Such thinking is categorized, of course. Specific topics start with a tag or a catchphrase. What guy am I looking at, for example? Race, culture, cloths, specifics, behavior, situation ... stuff like that. Now if you have tags and you are prepared, well, then you can take what is already there (like a culture and typical garments you prepared at some point or a fitting random table) and start improvising from that point onward instead!

More material means more variety means more depth in your game , as simple as that. You still improvise, but from a higher vantage point, so to say.

Final thoughts ...

Ultimately that's what I mean when I say it's a grey area, not black and white. We already bring a lot to the table if we bring what is needed to play and know a setting and the rules, maybe even have an idea for a story or two. On the other hand you won't DM a (good?) game without the need to improvise at some point, no matter how well you are prepared.

It's like the both examples above are two extremes here. Lynch, who has total control over the whole process and improvises it all (maybe a very experienced DM going rules-light, making it all up as he goes) or the writers from Breaking Bad, relying heavily on the structures they are able to formulate up front (maybe a DM using a complex set of rules RAW and a fitting module/campaign alongside ... I'm thinking AD&D with T 1-4, for instance) and going from there.

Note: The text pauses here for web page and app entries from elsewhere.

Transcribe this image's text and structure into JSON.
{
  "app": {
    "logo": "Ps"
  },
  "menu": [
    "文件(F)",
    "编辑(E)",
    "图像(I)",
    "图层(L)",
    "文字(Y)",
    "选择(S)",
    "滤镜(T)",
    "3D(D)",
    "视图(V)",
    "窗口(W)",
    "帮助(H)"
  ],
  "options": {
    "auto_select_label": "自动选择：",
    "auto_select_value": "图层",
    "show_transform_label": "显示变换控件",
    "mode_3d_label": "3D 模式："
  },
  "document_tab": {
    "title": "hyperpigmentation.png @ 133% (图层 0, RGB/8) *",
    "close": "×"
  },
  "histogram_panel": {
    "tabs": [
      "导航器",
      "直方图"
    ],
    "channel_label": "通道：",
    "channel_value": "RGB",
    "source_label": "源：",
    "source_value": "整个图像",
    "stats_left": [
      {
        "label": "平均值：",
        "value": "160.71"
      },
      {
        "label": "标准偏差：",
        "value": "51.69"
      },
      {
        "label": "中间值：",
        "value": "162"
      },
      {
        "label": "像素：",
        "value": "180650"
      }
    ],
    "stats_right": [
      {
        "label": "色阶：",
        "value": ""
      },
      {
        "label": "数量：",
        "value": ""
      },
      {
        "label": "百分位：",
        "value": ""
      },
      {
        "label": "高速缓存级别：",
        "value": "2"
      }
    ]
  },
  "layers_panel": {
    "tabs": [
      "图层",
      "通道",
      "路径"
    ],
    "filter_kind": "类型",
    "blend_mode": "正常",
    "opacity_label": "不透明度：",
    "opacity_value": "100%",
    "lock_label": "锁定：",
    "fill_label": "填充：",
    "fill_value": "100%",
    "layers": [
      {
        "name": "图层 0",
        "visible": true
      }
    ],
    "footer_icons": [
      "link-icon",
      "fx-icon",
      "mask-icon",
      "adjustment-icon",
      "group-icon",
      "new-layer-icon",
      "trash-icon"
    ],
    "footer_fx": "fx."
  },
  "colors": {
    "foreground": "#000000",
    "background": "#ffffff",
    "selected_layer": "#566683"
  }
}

As a DM you'll always be somewhere in between, hopefully developing your on style over time (if you haven't already!), maybe even different repertoires (conventions, for the kids, a long campaign, different games ...). Which ratio between preparation and improvisation you'll need for the optimal game is a matter of taste. But I'd like to stress here at the end that they are not opposites. On the contrary, they compliment each other a great deal.

But the important thing is that it all connects in the end.